The room was bare. Just a bed and a desk, the same amenities I was used to. Surprisingly, however, despite appearances the bed was very comfortable. And though bare, the desk was sturdily built and pleasant to write on. But everything was the same gray. No natural light anywhere, just electric candles – assumedly because there were no windows, thus real ones would eat up all the oxygen and fill the air with smoke.
After taking a short nap, I found the woman who had let me in sitting in her office. She told me how to find the temple – it was only a few blocks down from here, on the main road. It was the only building in this district with any decoration; specifically in place of a street number, it had the sigil of Morpheus wrought in bronze above the door handle. That's it.
And so I asked her what had been on my mind since I got here – why would the followers of the god of dreams live in such a way? Why was everything gray? No ornamentation, no art. No one out on the streets, no windows. According to her, this was because followers of Morpheus believe that only dreams are really real. As they devote their lives to the study and practice of dreaming, their dreams are far richer than normal folk, and the environment is designed to help them break their ties with the physical world. If their waking world is devoid of stimulation, it's only natural that dreams will seem more "real".
Via dormiens was actually a street that ran from the northern part of the city where I was staying, in urbs speculorum, down through regio ignis dei and then east to regio luti. The area in the center of the city surrounding the temple of Morpheus eventually took on the name of that same street. So I did the natural thing and simply followed the street down, until I reached the temple.

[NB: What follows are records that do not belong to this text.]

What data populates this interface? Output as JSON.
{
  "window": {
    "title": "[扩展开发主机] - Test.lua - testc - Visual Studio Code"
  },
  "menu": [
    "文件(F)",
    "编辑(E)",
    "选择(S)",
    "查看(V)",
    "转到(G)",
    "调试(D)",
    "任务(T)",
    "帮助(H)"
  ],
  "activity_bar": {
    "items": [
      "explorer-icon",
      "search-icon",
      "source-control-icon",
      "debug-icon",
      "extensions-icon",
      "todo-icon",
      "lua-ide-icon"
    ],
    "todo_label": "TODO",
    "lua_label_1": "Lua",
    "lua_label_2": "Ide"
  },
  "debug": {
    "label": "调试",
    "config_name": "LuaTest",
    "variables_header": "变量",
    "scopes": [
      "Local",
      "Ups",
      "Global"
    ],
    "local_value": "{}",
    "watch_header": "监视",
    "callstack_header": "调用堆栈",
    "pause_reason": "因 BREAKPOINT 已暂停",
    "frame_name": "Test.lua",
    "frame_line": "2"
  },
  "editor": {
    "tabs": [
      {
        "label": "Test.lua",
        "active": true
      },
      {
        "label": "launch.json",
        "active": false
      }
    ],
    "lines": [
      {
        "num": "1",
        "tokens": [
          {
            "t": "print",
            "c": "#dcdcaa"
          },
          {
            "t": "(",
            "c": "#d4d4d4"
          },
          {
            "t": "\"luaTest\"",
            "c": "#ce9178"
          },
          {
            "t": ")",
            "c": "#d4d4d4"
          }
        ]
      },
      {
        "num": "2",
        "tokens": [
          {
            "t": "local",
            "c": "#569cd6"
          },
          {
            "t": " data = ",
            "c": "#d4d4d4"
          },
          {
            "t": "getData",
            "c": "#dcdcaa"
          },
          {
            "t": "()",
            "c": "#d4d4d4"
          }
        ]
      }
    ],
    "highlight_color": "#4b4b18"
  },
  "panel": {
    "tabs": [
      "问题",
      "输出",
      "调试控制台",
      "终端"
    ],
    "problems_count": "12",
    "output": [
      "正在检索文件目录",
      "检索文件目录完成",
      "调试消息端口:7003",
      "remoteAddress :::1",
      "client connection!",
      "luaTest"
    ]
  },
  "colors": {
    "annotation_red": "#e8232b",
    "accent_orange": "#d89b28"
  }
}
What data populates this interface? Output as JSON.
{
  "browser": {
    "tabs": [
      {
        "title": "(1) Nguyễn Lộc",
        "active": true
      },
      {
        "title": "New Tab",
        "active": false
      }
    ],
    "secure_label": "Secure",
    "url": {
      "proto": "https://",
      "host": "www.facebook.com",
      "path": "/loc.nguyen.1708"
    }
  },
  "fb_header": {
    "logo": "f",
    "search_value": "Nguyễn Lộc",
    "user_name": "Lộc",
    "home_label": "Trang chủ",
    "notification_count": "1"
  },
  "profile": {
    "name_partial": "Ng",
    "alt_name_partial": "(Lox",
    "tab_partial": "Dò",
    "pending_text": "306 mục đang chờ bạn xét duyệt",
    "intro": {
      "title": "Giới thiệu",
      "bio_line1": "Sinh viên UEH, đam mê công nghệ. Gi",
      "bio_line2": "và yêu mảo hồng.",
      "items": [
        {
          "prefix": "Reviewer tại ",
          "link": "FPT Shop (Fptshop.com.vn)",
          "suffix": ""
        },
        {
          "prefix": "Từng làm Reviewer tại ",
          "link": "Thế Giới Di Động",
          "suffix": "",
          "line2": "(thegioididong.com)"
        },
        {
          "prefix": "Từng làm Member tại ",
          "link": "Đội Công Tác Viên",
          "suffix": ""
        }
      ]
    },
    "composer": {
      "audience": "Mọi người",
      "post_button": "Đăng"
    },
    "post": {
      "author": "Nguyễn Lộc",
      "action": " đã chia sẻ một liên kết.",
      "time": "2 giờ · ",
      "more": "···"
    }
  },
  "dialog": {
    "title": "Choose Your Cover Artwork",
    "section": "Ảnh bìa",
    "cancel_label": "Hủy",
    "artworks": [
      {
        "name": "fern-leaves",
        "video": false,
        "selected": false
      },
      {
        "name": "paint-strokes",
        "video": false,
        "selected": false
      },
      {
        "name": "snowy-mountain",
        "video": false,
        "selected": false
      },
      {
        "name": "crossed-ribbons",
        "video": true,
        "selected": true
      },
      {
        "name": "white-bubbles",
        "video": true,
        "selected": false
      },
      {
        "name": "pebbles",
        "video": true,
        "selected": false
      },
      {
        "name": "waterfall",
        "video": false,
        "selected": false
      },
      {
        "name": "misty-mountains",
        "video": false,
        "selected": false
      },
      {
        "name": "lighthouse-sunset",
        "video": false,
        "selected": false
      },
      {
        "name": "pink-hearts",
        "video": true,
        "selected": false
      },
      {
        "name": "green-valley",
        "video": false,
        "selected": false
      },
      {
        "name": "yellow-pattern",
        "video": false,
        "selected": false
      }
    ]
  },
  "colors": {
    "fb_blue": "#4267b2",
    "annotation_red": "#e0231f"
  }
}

And, well, I'll be honest, I was pretty surprised by what I saw. Now, every other district of the city wasn't that far off from my expectations of what a city would should look like. The city was beautiful, no doubt, but it had clear points of reference to other cities I've seen. The lively bazaars of regio serpentes to the skyscrapers of where I'd just come from. The comforting, quiet regio lunae that reminded me of the nicer parts of Boston. But here... The streets were barren. One or two people on the main road, never looking left or right, and that's it. Not a single person on any of the side streets. And the buildings were all flat, stone gray. No molding, no character. Most importantly, though, no windows. Just a single door, painted to match the stone, and the only splash of "color" anywhere – a small brass number above the handle, presumably the address.
At first, I merely thought it odd, but the further I got in, my unease grew. It was incredibly disconcerting. What was going on here? I decided I may as well continue looking for the temple... But would I even be able to find it? I hadn't taken down the address, assuming I'd be able to find it without much issue, given that I knew it was on the main road. For that matter, I had no idea where the hostel was in this district. I resolved to find that first, and then work my way to the temple after I'd settled in.
Asking around, it became clear that none of the few people I'd seen on the street lived in this section of town – they were all just passing through. Where were all the residents? There weren't even any shops, as far as I could see. Eventually I did meet someone, a courier who'd finished his routes for the day, who was able to point me in the direction of the hostel. He gave me the address, and warned me that it, like all the other buildings in the area, was unmarked otherwise.